Bloc Party, a four-piece band from the UK, carries on the post-punk torch with precision. Like its title, Silent Alarm, their debut album is soaked with contrast, dynamism, and tension. The lead track rings out with atmospheric guitars, and a pounding rhythm. However, the chaos soon converges into a catchy hook complete with a driving punk rhythm. The jagged guitars of the politically charged â€šÃ„ÃºHelicopterâ€šÃ„Ã¹ morph into a cohesive, epic assault, while the hypnotic rhythms of â€šÃ„ÃºLunoâ€šÃ„Ã¹ are countered by spacious drum fills, providing the listener with a brief gasp of air, until it reverts back to the original structure. The more straightforward, but no less rewarding, disco-injected â€šÃ„ÃºBanquet,â€šÃ„Ã¹ juxtaposes dance beats, hand-claps, and ping-pong guitar riffs in a showcase of sophisticated songwriting.The vocal deliveries and lyrical dramas revel in the themes of tension, paranoia, and urgency. There is no better example of lyrical paranoia than on â€šÃ„ÃºSheâ€šÃ„Ã´s Hearing Voices,â€šÃ„Ã¹ when the listener hears the tale of a girl suffering from obsession and schizophrenia. The lyrics â€šÃ„ÃºSheâ€šÃ„Ã´s got a red pill/blue pill,â€šÃ„Ã¹ are repeated in harmonic unison by lead singer Kele and bassist Gordon Moakes, expressing the circular nature of her haunted persona. When the repetition relents, Kele shouts â€šÃ„ÃºCome on I know that you want it,â€šÃ„Ã¹ taunting the girl as if he is a devil on her shoulder.
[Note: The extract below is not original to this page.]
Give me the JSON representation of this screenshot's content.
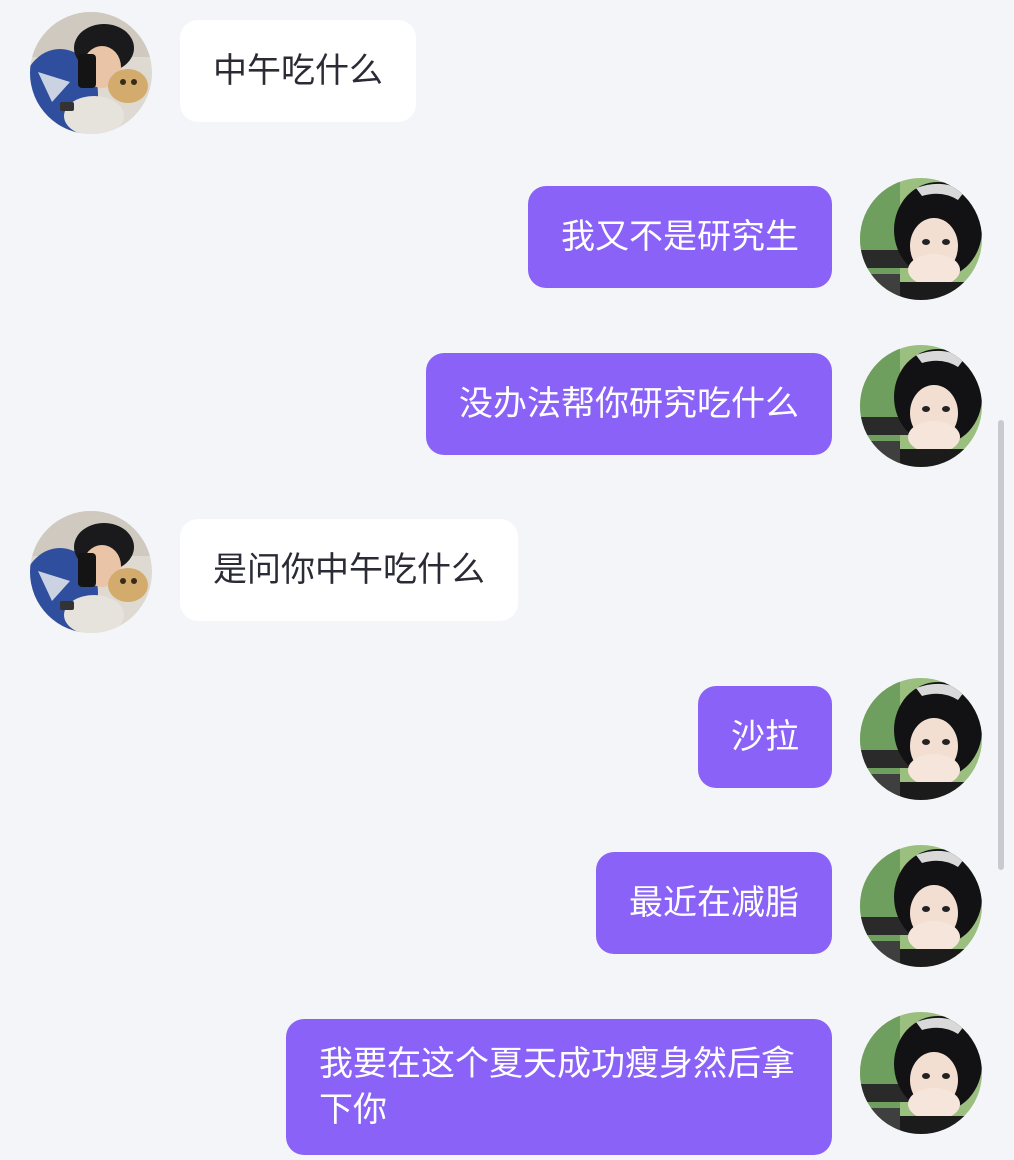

Bloc Party are not innovators, they simply understand how to create a classic song without sounding derivative. Even though they build upon a musical style that dominated the 1980s underground, Bloc Partyâ€šÃ„Ã´s unique delivery and immense talent are what makes them one of the most compelling bands on the new post-punk scene.